General Technical Report NC-234. St. Paul, MN: U.S. Dept. of Agriculture, Forest Service, North Central Research Station
The Central Hardwood Forest (CHF) refers to the area where deciduous hardwood species overwhelmingly, but not exclusively, dominate the stands and cover types that occur as repeating units across the landscape. Transition zones where Central Hardwood species mix with species from adjacent regions identify boundaries of the region. These regions are the Northern Hardwood-Conifer Forest along the northern border, the Southeastern-Pine Forest along the eastern and southern borders, and the Tall Grass Prairie region to the west. There is a distinctness and cohesiveness to the CHF as its boundaries frequently cut across geographic features. The 18 oak and 10 hickory species that dominate stands from Missouri to West Virginia, and Wisconsin to Alabama, unify the region. The more important species such as white, black, and chestnut oak may form essentially climax communities on dry sites or successional communities on moist sites. These species may be regarded as obligate xerophytes and facultative pioneers. Such a successional/stability pattern/process is either absent or difficult to identify in other forested regions. Geographically, the region is also diverse. Physiographic provinces include the unglaciated Blue Ridge Mountains, Appalachian Plateaus, Interior Low Plateaus, and Ozark Plateaus, and the glaciated Central Lowlands. The Mississippi floodplain and Gulf Coastal Plain extend into the region. Bedrock, surface deposits, topography, and the soil mosaic vary from province to province and with subregions within provinces.

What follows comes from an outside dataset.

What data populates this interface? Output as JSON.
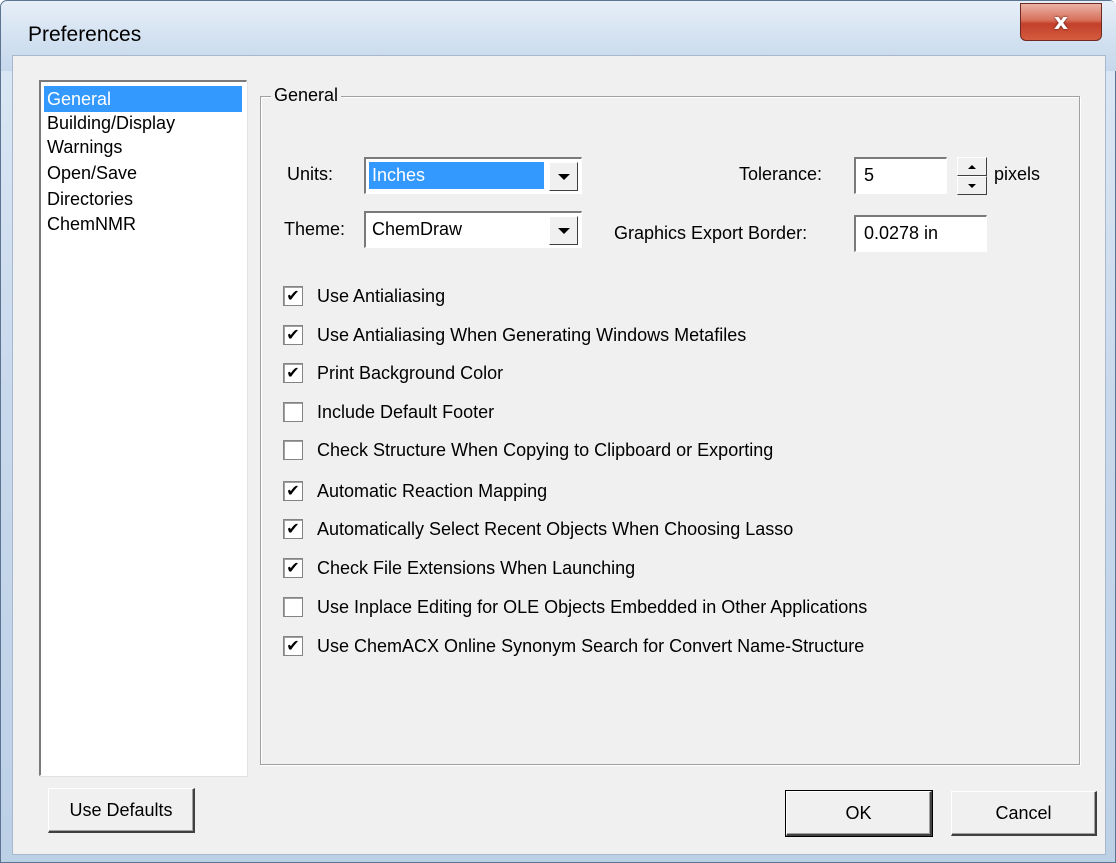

Fralish, James S. 2003. The Central Hardwood Forest: Its Boundaries and Physiographic Provinces. General Technical Report NC-234. St. Paul, MN: U.S. Dept. of Agriculture, Forest Service, North Central Research Station
Last updated on: August 11, 2006